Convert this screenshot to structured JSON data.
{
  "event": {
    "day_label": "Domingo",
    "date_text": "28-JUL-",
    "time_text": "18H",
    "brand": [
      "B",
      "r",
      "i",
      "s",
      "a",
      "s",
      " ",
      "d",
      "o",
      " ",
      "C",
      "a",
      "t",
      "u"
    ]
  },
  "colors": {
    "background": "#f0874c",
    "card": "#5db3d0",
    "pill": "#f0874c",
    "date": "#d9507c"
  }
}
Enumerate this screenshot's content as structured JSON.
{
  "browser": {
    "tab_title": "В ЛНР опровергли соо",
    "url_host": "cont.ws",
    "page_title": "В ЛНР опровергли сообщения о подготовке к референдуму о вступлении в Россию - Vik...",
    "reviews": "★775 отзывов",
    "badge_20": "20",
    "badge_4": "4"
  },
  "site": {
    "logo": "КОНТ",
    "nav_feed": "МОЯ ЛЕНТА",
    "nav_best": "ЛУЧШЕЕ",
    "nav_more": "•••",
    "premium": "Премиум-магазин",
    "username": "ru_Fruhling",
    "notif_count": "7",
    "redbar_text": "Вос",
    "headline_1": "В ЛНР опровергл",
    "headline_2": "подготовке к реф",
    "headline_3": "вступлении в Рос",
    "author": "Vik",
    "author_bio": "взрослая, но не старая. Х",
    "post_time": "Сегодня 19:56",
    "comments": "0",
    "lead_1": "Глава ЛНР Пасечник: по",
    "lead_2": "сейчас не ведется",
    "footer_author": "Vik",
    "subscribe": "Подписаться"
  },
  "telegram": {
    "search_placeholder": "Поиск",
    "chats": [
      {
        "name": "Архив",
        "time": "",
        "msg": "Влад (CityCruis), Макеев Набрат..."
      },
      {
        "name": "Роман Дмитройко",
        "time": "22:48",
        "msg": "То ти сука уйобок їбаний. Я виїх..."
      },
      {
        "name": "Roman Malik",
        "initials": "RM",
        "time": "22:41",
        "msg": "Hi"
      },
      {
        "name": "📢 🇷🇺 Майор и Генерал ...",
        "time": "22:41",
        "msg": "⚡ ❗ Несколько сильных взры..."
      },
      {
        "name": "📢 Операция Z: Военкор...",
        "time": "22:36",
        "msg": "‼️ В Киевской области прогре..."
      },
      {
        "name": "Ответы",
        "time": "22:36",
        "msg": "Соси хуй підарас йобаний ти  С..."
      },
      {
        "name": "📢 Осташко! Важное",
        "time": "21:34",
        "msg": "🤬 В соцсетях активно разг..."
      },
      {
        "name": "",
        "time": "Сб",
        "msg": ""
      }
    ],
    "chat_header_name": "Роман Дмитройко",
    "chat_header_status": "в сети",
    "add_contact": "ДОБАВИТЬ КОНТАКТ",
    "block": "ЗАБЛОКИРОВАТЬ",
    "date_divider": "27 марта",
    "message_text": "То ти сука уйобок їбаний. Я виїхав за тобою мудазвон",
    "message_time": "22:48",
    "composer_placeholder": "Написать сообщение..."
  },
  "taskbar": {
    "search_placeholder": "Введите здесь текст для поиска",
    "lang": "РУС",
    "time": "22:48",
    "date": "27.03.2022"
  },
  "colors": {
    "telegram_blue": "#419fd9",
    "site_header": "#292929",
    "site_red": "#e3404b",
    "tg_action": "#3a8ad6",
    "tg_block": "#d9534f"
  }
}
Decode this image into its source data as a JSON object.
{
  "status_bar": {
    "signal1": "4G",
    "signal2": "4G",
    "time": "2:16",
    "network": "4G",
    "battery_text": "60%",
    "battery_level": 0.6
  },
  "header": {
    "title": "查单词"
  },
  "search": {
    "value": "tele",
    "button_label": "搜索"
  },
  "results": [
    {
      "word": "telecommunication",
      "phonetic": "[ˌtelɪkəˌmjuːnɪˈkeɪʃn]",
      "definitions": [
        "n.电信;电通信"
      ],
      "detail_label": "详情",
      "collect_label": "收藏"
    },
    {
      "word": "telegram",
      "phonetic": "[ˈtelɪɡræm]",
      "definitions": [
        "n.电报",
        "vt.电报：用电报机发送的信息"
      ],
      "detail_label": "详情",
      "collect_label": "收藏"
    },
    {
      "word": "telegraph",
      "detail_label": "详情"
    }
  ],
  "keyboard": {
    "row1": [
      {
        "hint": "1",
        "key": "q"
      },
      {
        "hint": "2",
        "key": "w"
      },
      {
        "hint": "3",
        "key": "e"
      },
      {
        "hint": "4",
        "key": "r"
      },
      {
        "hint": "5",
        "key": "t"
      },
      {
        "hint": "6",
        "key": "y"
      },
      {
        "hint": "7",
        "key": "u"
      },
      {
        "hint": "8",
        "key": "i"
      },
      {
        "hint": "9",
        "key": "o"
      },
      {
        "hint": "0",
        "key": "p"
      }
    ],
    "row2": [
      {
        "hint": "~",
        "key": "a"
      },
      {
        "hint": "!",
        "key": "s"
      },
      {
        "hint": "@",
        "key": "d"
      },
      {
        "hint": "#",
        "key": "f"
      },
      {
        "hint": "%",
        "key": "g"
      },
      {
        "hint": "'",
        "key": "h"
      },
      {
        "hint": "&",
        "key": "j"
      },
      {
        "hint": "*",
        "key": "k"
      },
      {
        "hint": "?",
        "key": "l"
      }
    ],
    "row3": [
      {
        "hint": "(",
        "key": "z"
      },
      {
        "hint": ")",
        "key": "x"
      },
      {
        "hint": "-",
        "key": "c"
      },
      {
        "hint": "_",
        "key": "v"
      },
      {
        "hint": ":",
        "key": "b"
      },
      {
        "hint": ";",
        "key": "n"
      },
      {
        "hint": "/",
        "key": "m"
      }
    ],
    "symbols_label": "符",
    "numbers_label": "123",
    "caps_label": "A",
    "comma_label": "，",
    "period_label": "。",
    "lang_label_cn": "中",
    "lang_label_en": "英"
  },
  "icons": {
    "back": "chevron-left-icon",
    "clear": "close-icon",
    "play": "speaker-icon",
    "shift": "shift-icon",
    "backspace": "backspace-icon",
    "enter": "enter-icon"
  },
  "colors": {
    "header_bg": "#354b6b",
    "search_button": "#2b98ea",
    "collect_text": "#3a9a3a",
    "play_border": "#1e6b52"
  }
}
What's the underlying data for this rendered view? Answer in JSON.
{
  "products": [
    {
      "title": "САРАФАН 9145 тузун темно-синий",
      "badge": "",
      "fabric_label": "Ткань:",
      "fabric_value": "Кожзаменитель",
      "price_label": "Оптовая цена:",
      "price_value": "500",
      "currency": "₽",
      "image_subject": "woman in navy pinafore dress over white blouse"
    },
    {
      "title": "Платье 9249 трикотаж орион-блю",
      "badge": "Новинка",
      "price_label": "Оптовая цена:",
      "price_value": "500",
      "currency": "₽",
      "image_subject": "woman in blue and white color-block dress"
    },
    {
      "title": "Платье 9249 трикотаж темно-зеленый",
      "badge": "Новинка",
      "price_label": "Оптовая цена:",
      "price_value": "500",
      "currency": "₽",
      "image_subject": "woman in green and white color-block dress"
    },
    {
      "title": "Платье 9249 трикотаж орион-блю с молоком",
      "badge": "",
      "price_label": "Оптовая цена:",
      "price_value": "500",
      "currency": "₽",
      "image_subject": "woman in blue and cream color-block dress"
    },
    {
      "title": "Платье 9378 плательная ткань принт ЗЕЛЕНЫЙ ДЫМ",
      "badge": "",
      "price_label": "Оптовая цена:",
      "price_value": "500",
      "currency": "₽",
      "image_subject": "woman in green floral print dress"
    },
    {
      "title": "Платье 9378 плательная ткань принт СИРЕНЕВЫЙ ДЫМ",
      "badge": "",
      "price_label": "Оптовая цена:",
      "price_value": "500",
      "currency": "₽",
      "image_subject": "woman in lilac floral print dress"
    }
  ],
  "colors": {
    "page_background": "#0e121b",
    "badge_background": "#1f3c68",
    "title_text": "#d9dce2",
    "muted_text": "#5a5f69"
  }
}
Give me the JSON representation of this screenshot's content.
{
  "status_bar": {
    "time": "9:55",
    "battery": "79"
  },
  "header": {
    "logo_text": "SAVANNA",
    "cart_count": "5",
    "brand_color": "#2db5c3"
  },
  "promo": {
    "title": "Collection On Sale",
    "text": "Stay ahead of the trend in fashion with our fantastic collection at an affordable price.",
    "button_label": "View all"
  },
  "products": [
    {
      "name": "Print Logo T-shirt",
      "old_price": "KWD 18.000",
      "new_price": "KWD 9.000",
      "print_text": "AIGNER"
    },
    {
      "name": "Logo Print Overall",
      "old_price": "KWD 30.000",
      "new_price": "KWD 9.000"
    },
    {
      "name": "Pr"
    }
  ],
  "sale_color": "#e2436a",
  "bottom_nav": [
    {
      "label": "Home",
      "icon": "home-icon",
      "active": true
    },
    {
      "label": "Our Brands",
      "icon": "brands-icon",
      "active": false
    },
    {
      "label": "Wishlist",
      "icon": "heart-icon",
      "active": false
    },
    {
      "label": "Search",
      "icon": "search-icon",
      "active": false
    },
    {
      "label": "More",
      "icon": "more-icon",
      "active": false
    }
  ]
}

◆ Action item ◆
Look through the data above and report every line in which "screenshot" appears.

◆ Result of this exercise ◆
Convert this screenshot to structured JSON data.
Enumerate this screenshot's content as structured JSON.
Give me the JSON representation of this screenshot's content.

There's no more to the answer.